Implications of Galilei-Invariance on a time-independent potential

I'm trying to compute a result shown in my classical mechanics lecture on my own. Namely, consider that a system composed of $$n$$ particles follows a law of force

$$m_k\ddot{\vec{x_k}} = \vec{F_k}(\vec{x_i};\dot{\vec{x_i}};t)$$, (1)

where we write $$i$$, but we are actually considering all positions and velocities of the system as arguments of $$F_k$$. Now, if the force can be written as a time-independent potential

$$F_k = \frac{\partial}{\partial \vec{x_k}}V(\vec{x_1},\dots, \vec{x_n})$$, (2)

we can write the Galilei invariance characterised by a rotation $$R$$ and a translation $$\vec{b}$$ as follows:

$$R\frac{\partial}{\partial \vec{x_k}}V(\vec{x_1},\dots, \vec{x_n}) = \frac{\partial}{\partial \vec{x_k'}}V(\vec{x_1'},\dots, \vec{x_n'})$$, (3)

where $$\vec{x_i'} = R\vec{x_i} + \vec{b}$$ is the Galilei-Transformation of $$\vec{x_i}$$. In my lecture, it was stated that because of this we can write:

$$V(\vec{x_1},\dots, \vec{x_n}) = V(\vec{x_1'},\dots, \vec{x_n'})$$. (4)

Now, I'm struggling to prove why (4) follows from (3). I tried using a naive chain rule on the inverse Galilei-transformation $$\vec{x_k'} \mapsto \vec{x_k}$$ but I always end up with:

$$R\frac{\partial}{\partial \vec{x_k}}V(\vec{x_1},\dots, \vec{x_n}) = R^T\frac{\partial}{\partial \vec{x_k}}V(\vec{x_1'},\dots, \vec{x_n'})$$. (5)

And I haven't yet found a way to imply (3) using (5). Now, I'm not sure if my calculations are right, or if I have missed something to prove that (3) follows from (5). I'd rather say that I've been misusing the chain rule.

The potential $$V$$ is a scalar quantity, so it is invariant under coordinate transformations.
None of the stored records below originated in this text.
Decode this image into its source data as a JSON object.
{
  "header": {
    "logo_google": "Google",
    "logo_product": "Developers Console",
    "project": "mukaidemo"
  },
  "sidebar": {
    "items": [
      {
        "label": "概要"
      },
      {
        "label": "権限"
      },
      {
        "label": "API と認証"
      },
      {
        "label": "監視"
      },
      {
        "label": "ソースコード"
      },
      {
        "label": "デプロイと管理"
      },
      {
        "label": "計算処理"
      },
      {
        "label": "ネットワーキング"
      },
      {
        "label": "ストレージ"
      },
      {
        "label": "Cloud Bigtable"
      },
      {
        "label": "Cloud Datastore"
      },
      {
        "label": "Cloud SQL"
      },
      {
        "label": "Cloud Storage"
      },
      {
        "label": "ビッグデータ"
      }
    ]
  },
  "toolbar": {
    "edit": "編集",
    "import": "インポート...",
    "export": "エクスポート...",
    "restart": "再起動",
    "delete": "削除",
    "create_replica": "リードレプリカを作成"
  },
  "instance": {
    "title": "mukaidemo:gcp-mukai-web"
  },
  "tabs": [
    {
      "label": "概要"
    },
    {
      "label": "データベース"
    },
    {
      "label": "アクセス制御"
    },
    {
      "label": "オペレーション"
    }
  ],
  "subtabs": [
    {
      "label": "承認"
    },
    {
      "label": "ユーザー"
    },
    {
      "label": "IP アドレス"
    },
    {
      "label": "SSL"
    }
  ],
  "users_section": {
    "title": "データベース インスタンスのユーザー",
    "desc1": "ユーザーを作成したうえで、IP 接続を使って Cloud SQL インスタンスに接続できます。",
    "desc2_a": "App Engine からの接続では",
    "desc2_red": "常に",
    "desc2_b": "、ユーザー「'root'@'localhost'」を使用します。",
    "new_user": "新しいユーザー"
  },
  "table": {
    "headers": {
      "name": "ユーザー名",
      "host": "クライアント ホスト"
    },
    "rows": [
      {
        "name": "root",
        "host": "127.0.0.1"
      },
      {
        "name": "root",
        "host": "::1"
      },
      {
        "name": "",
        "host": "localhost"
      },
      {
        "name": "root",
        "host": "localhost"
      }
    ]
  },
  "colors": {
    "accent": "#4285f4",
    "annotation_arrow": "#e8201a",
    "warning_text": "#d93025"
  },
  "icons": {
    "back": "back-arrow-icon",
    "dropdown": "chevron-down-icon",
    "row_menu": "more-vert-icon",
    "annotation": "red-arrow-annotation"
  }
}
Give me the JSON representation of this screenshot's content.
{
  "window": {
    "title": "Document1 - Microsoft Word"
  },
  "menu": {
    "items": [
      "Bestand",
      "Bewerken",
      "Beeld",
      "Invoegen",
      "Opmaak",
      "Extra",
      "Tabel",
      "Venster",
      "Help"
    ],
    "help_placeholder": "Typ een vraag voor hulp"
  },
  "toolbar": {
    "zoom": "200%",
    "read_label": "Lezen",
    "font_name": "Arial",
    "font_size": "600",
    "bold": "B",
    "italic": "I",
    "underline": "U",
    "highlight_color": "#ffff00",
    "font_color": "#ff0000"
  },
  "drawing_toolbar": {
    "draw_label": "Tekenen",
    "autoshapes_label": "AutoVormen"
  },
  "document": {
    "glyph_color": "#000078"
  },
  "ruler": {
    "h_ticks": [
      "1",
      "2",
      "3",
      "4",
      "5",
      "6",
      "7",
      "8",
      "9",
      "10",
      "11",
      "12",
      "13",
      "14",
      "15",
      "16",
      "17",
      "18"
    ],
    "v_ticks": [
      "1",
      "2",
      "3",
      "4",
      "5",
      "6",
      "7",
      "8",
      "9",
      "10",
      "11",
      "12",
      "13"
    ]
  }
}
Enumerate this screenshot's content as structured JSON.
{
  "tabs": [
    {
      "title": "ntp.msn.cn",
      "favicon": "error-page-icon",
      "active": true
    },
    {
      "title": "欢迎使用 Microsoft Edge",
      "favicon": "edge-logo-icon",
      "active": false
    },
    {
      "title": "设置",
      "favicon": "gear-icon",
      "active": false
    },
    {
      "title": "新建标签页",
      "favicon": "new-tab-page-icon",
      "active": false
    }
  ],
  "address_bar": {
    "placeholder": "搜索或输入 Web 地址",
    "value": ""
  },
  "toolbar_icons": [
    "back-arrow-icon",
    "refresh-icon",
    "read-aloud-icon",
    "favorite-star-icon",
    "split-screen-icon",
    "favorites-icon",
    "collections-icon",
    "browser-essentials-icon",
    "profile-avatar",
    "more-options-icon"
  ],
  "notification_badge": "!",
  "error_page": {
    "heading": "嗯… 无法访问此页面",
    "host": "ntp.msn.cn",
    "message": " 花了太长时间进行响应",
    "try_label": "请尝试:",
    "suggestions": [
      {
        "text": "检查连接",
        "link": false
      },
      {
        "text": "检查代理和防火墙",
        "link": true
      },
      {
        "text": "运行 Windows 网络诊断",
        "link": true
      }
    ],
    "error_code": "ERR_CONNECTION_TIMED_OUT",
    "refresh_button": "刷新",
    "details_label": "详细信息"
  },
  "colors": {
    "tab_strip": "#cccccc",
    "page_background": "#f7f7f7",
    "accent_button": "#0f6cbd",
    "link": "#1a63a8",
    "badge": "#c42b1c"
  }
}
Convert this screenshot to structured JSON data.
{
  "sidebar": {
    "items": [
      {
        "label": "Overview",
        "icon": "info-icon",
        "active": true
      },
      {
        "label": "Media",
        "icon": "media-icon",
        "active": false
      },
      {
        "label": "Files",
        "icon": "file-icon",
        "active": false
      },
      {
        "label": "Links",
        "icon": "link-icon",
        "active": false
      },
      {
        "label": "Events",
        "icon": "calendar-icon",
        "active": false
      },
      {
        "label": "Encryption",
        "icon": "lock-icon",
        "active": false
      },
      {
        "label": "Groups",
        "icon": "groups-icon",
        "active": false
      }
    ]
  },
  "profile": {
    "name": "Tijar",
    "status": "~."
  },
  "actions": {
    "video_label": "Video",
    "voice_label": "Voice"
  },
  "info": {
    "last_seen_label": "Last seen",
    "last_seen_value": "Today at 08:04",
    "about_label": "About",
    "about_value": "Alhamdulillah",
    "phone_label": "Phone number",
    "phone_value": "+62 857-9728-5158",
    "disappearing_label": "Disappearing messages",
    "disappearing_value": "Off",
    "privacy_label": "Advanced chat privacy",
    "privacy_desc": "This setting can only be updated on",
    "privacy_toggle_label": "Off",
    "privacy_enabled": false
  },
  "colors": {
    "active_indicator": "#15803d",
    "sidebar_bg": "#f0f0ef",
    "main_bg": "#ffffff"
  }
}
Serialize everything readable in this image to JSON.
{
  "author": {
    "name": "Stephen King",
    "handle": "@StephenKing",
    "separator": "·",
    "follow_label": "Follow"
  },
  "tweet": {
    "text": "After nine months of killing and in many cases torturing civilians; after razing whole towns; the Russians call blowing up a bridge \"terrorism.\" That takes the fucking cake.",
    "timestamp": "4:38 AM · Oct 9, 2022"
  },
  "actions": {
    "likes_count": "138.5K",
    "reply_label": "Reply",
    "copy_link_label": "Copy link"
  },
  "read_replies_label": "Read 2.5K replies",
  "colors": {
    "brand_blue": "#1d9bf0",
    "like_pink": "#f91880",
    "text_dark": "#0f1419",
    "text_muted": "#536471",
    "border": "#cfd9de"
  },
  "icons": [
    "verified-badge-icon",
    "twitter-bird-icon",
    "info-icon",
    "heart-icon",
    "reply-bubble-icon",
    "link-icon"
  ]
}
As for why 3 implies 4, I think you have to be more careful about how you're defining your gradient.